It was Stratoz’s birthday, and he asked me to take a photo of him in our front yard, by the brand new Sunflower, holding a sheet of glass destined for a lizard stepping stone for Snowcatcher. Gardens and glass are two of Stratoz’s favorite things, so this is an apt portrait, and also the final one in his Flickr Project 365, which he started the previous year on his birthday. The year has been one of growing creativity and more collaboration in our art, with our mosaic house numbers(observe the glimpse of “45” through the porch), and the Fruit of the Spirit commission.
When we met in 1986, Stratoz was already drawing intricate doodles with colored pencils, but starting Nutmeg Designs, and making art that expresses our spirit and brings joy was not what we predicted. We have both evolved into our “two-studio-one-bedroom-rowhouse” and my heart is happy that we were blessed to celebrate another birthday weekend(my birthday was July 29th, and July 30th is celebrated by annexation.)
Are you part of a creative couple? Tell me about someone who supports you, inspires you, and is creative with you. Creativity is not limited to art. It informs all joyful things.
The response to our collaborative custom house numbers, which we premiered in November, has been fabulous! I can tell by the way people gravitate to the sample sign that the combination of mosaic and slate is striking a chord with those who want something different to number their house. It’s a pleasure to create something that acts as an identifier and badge of someone’s home. As someone said to me, “It’s not numbers from a big box home improvement store.”
Stratoz and I were planning to make house number plaques, and not getting to it, and then our good friend Joanne encouraged us to make a sample one so people could see one incarnate. We did the 960, which has been on tour with us to shows, and are grateful for Joanne’s push to create one. The 477 was one of the first commissions, and went to someone from my former life as a librarian, and it’s nice to have him as a client once again! I love how intense the blue turned out, and so did he.
We work with the client to choose the colors that sing with their home. Some send pictures of their homes, some know what colors they like. Legibility is very important to us, and we advocate for high contrast, so the numbers pop. We have a gallery of completed signs on Nutmeg Designs’ Flickr for inspiration. [Edited to add: Check our website for a Nutmeg Designs House Numbers Colorways Guide.]
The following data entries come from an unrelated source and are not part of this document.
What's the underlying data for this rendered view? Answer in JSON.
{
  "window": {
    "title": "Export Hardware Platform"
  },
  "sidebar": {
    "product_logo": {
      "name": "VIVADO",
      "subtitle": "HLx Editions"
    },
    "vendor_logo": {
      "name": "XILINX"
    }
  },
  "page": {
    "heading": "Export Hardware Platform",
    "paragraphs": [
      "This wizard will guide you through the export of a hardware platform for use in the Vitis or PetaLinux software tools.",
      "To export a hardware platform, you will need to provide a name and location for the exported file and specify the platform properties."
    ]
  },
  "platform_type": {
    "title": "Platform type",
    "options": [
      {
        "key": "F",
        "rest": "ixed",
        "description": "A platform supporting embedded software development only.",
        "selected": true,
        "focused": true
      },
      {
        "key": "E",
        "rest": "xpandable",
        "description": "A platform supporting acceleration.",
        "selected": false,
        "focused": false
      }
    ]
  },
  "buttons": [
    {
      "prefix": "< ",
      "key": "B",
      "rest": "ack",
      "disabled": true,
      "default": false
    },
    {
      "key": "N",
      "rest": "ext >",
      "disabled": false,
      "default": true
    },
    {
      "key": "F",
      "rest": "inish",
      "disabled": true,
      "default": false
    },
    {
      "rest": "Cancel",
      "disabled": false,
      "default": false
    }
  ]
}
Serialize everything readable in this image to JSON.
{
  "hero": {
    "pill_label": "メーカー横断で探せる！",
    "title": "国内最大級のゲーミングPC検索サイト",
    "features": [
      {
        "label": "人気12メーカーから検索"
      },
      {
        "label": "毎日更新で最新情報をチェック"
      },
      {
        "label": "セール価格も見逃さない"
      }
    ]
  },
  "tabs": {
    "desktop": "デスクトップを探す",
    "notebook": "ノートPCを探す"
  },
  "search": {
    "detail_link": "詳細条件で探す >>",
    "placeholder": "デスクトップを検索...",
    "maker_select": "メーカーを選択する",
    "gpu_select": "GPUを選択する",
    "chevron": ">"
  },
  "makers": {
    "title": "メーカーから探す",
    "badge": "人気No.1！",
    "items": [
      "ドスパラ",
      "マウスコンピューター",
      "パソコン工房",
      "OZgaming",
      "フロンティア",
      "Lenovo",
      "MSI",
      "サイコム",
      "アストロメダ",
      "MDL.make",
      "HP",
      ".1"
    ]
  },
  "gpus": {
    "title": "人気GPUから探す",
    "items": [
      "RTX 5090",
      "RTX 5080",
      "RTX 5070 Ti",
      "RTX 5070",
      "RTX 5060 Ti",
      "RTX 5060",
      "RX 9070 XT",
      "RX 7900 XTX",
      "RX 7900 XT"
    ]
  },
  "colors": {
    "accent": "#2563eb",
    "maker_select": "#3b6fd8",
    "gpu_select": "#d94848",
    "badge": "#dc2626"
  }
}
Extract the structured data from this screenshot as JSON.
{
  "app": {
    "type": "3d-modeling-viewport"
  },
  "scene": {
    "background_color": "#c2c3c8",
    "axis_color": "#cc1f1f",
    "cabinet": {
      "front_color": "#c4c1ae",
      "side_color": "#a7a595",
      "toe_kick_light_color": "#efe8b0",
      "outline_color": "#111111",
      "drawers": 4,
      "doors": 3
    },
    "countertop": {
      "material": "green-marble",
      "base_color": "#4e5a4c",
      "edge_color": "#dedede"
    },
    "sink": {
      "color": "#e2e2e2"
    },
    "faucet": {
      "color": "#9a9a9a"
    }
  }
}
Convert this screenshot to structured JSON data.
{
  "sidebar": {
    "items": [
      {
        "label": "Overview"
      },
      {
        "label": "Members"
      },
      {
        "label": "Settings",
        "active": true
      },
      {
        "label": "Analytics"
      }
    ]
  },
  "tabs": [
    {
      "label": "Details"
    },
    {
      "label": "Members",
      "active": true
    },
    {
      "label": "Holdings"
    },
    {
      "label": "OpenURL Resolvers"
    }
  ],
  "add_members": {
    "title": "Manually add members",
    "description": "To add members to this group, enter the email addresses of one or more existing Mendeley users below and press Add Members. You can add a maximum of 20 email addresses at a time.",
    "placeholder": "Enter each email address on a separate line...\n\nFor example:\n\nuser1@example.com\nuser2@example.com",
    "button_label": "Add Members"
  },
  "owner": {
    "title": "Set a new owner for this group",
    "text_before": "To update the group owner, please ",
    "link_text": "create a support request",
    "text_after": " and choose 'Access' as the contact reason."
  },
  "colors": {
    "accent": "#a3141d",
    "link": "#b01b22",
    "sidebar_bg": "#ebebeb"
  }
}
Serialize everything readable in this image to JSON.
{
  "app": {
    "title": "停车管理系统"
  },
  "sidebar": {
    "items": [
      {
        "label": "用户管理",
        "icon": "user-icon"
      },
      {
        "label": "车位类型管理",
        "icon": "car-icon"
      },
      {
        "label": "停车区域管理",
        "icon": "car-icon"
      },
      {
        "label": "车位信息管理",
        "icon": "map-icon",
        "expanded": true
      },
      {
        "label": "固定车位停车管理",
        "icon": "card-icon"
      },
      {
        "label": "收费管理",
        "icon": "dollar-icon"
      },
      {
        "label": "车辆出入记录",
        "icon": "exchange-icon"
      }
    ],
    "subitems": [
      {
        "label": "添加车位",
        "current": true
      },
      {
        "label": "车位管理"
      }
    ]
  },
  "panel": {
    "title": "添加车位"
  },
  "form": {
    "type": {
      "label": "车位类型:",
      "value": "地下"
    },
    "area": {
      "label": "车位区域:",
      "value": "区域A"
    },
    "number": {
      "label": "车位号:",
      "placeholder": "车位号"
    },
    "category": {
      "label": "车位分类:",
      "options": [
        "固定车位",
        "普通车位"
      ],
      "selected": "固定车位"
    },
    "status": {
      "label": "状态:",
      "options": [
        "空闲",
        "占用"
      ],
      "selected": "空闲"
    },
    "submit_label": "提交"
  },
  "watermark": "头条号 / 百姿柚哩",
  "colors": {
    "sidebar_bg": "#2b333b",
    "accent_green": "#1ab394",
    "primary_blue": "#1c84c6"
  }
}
Stratoz uses his design ability to make a drawing of the numbers for each commission, creating cutting lines, and relating the numbers to each other as a unit. He cuts out the pattern, then the glass, grinds to the exact shape on his glass grinder, and hands the pieces over to me in the adjacent studio.
I use newly quarried Pennsylvania Slate, from just an hour up the road in Northampton, as the base with a coat of primer to let the maximum color shine from the glass.
After tracing the pattern onto the slate, I glue the pieces from Stratoz into their configuration, which involves some tweaking and adjustments, since there are multiple pieces, and they all relate to each other, and need to look like the numbers they represent!
Then the intricate work of mosaicking around the numbers begins, figuring out the flow of the shapes. I use waterproof glue, because house numbers tend to be outside, or on the porch. Finally, I grout with sanded grout, and seal for stain and water resistance.
We package it very carefully to send to its new home.
If you want even more coolness, like a rainbow border, we can talk custom prices.
I know I wanted a house number sign for myself, and made the 45 for the Nutmeg Designs abode! If you also want one, you can use the contact form on the right, email me, or go to Nutmeg Designs Etsy.